_YOUR GOAL_
Among the records that follow, count the lines where "fraction" appears, and state the count by itself.

── RECORDS FOR THE TASK ──

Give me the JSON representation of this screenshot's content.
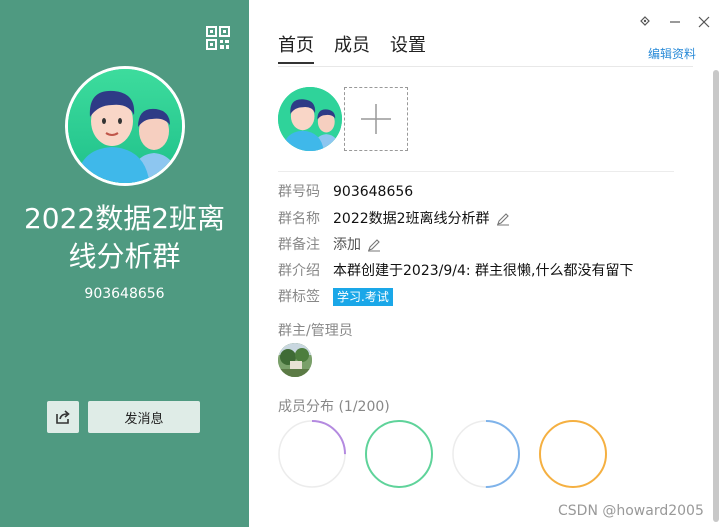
{
  "left": {
    "group_name_line1": "2022数据2班离",
    "group_name_line2": "线分析群",
    "group_number": "903648656",
    "send_message_label": "发消息"
  },
  "tabs": [
    {
      "label": "首页",
      "active": true
    },
    {
      "label": "成员",
      "active": false
    },
    {
      "label": "设置",
      "active": false
    }
  ],
  "edit_profile_label": "编辑资料",
  "info": {
    "number_label": "群号码",
    "number_value": "903648656",
    "name_label": "群名称",
    "name_value": "2022数据2班离线分析群",
    "remark_label": "群备注",
    "remark_value": "添加",
    "intro_label": "群介绍",
    "intro_value": "本群创建于2023/9/4:  群主很懒,什么都没有留下",
    "tag_label": "群标签",
    "tag_value": "学习.考试"
  },
  "admins_label": "群主/管理员",
  "distribution_label": "成员分布 (1/200)",
  "rings": [
    {
      "color": "#b48ae0",
      "fraction": 0.25
    },
    {
      "color": "#5fd39a",
      "fraction": 1.0
    },
    {
      "color": "#7fb3ea",
      "fraction": 0.5
    },
    {
      "color": "#f5b041",
      "fraction": 1.0
    }
  ],
  "watermark": "CSDN @howard2005",
  "colors": {
    "left_panel": "#4f9a81",
    "link": "#2a8bd8",
    "tag_bg": "#1aa7e8"
  }
}
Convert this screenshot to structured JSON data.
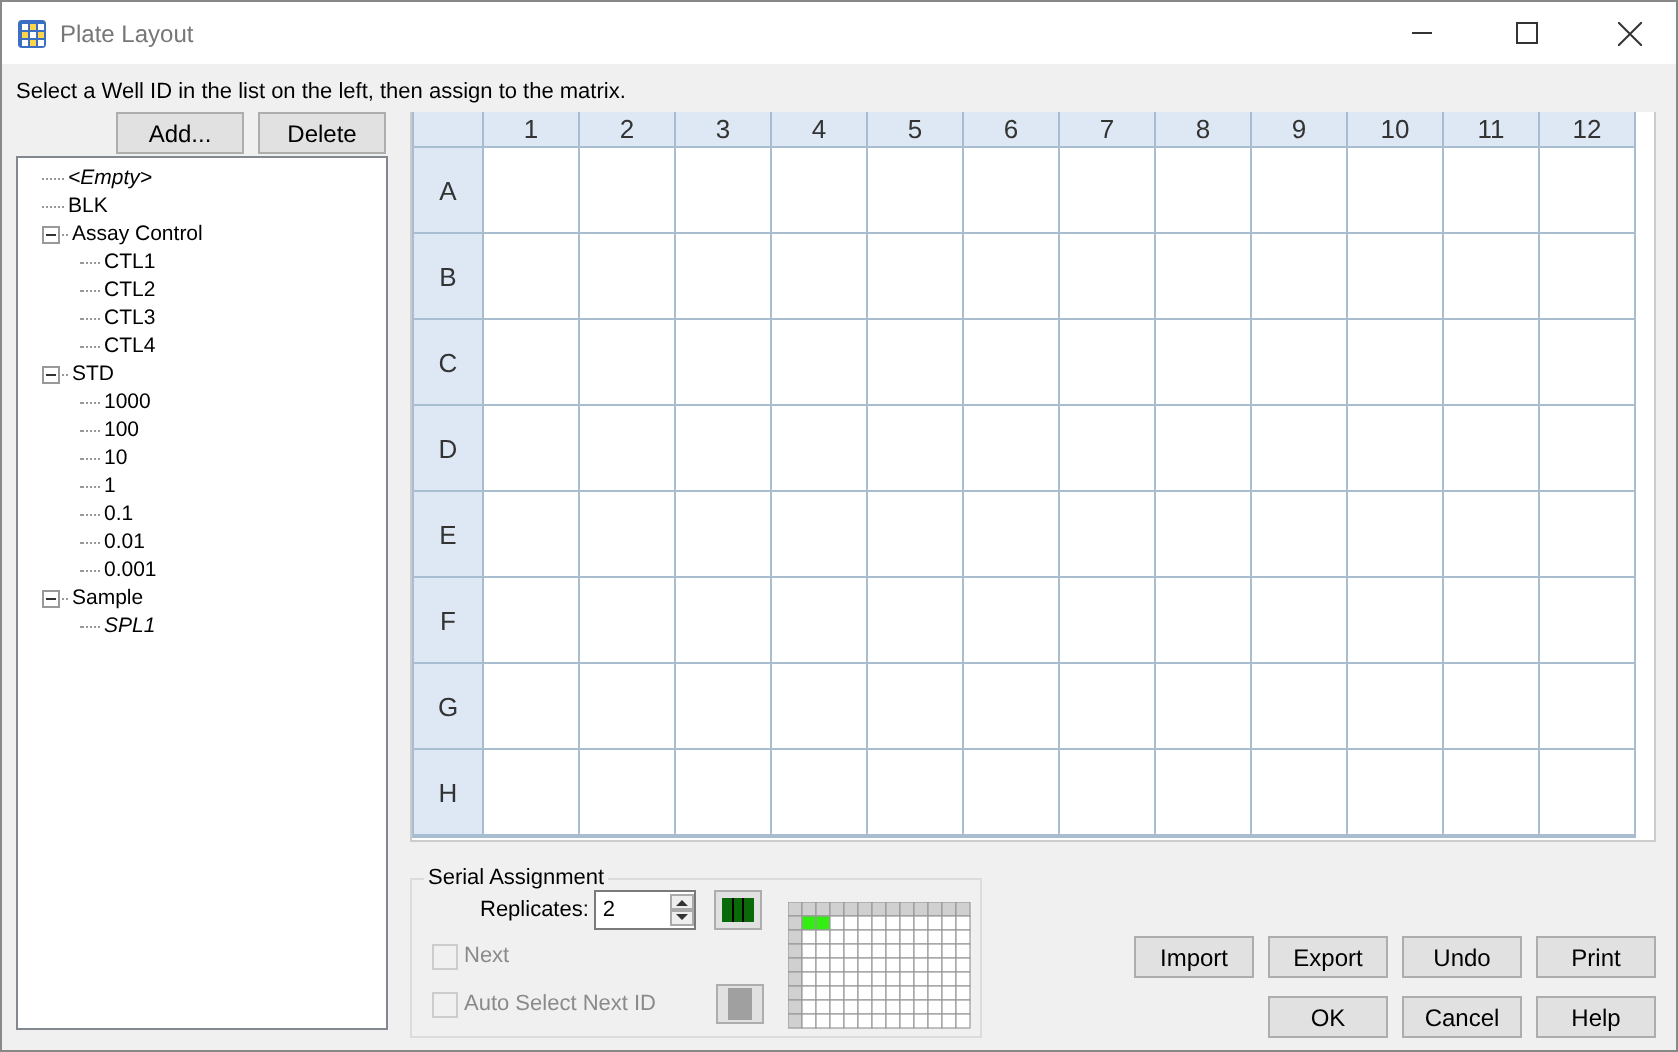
{
  "window": {
    "title": "Plate Layout"
  },
  "instruction": "Select a Well ID in the list on the left, then assign to the matrix.",
  "list_buttons": [
    "Add...",
    "Delete"
  ],
  "tree": [
    {
      "label": "<Empty>",
      "emphasized": true
    },
    {
      "label": "BLK",
      "emphasized": false
    },
    {
      "label": "Assay Control",
      "emphasized": false,
      "expanded": true,
      "children": [
        {
          "label": "CTL1",
          "emphasized": false
        },
        {
          "label": "CTL2",
          "emphasized": false
        },
        {
          "label": "CTL3",
          "emphasized": false
        },
        {
          "label": "CTL4",
          "emphasized": false
        }
      ]
    },
    {
      "label": "STD",
      "emphasized": false,
      "expanded": true,
      "children": [
        {
          "label": "1000",
          "emphasized": false
        },
        {
          "label": "100",
          "emphasized": false
        },
        {
          "label": "10",
          "emphasized": false
        },
        {
          "label": "1",
          "emphasized": false
        },
        {
          "label": "0.1",
          "emphasized": false
        },
        {
          "label": "0.01",
          "emphasized": false
        },
        {
          "label": "0.001",
          "emphasized": false
        }
      ]
    },
    {
      "label": "Sample",
      "emphasized": false,
      "expanded": true,
      "children": [
        {
          "label": "SPL1",
          "emphasized": true
        }
      ]
    }
  ],
  "plate": {
    "columns": [
      "1",
      "2",
      "3",
      "4",
      "5",
      "6",
      "7",
      "8",
      "9",
      "10",
      "11",
      "12"
    ],
    "rows": [
      "A",
      "B",
      "C",
      "D",
      "E",
      "F",
      "G",
      "H"
    ]
  },
  "serial_assignment": {
    "title": "Serial Assignment",
    "replicates_label": "Replicates:",
    "replicates": "2",
    "checkboxes": [
      {
        "label": "Next",
        "checked": false,
        "disabled": true
      },
      {
        "label": "Auto Select Next ID",
        "checked": false,
        "disabled": true
      }
    ]
  },
  "action_buttons": [
    "Import",
    "Export",
    "Undo",
    "Print"
  ],
  "dialog_buttons": [
    "OK",
    "Cancel",
    "Help"
  ]
}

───

_RESPONSE TO THIS TASK_
4